Your instructions: Please give the whole listing again exactly, without any of its pictures.

Stored data:
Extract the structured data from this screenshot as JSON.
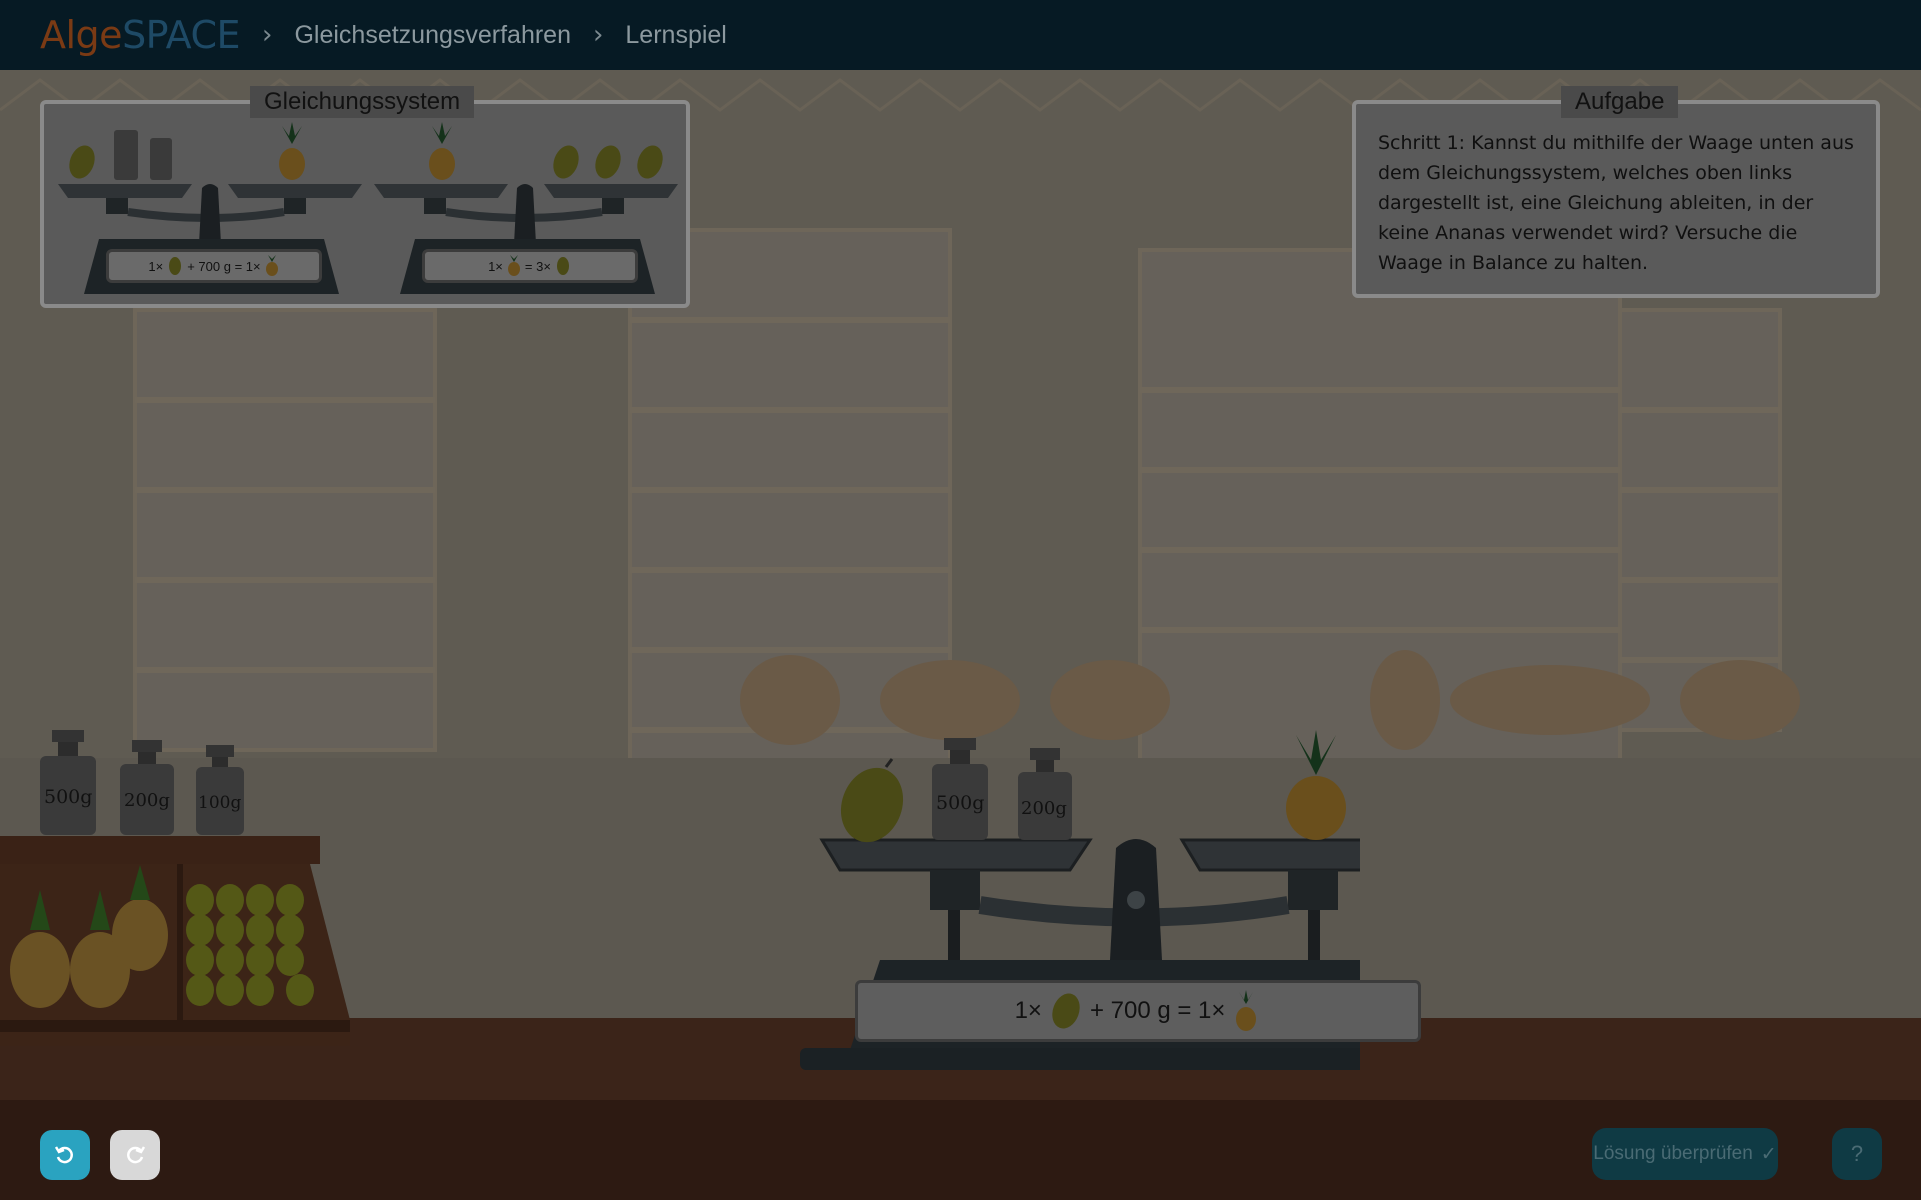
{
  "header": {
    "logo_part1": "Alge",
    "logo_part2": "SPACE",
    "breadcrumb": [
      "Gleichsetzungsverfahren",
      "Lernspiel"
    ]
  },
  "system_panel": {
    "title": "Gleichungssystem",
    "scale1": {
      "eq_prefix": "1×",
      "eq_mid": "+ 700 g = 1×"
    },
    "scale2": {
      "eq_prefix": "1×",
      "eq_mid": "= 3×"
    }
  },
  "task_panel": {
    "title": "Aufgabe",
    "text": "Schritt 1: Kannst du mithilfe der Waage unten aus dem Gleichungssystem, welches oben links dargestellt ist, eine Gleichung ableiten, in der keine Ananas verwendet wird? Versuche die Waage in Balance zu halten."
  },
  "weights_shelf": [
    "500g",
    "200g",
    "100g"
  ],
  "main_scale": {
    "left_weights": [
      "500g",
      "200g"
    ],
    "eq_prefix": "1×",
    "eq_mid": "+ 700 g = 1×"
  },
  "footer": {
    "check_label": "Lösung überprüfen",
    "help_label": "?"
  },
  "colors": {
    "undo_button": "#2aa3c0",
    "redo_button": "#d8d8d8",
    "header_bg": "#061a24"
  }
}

Solved exercise:
Extract the structured data from this screenshot as JSON.
{
  "header": {
    "logo_part1": "Alge",
    "logo_part2": "SPACE",
    "breadcrumb": [
      "Gleichsetzungsverfahren",
      "Lernspiel"
    ]
  },
  "system_panel": {
    "title": "Gleichungssystem",
    "scale1": {
      "eq_prefix": "1×",
      "eq_mid": "+ 700 g = 1×"
    },
    "scale2": {
      "eq_prefix": "1×",
      "eq_mid": "= 3×"
    }
  },
  "task_panel": {
    "title": "Aufgabe",
    "text": "Schritt 1: Kannst du mithilfe der Waage unten aus dem Gleichungssystem, welches oben links dargestellt ist, eine Gleichung ableiten, in der keine Ananas verwendet wird? Versuche die Waage in Balance zu halten."
  },
  "weights_shelf": [
    "500g",
    "200g",
    "100g"
  ],
  "main_scale": {
    "left_weights": [
      "500g",
      "200g"
    ],
    "eq_prefix": "1×",
    "eq_mid": "+ 700 g = 1×"
  },
  "footer": {
    "check_label": "Lösung überprüfen",
    "help_label": "?"
  },
  "colors": {
    "undo_button": "#2aa3c0",
    "redo_button": "#d8d8d8",
    "header_bg": "#061a24"
  }
}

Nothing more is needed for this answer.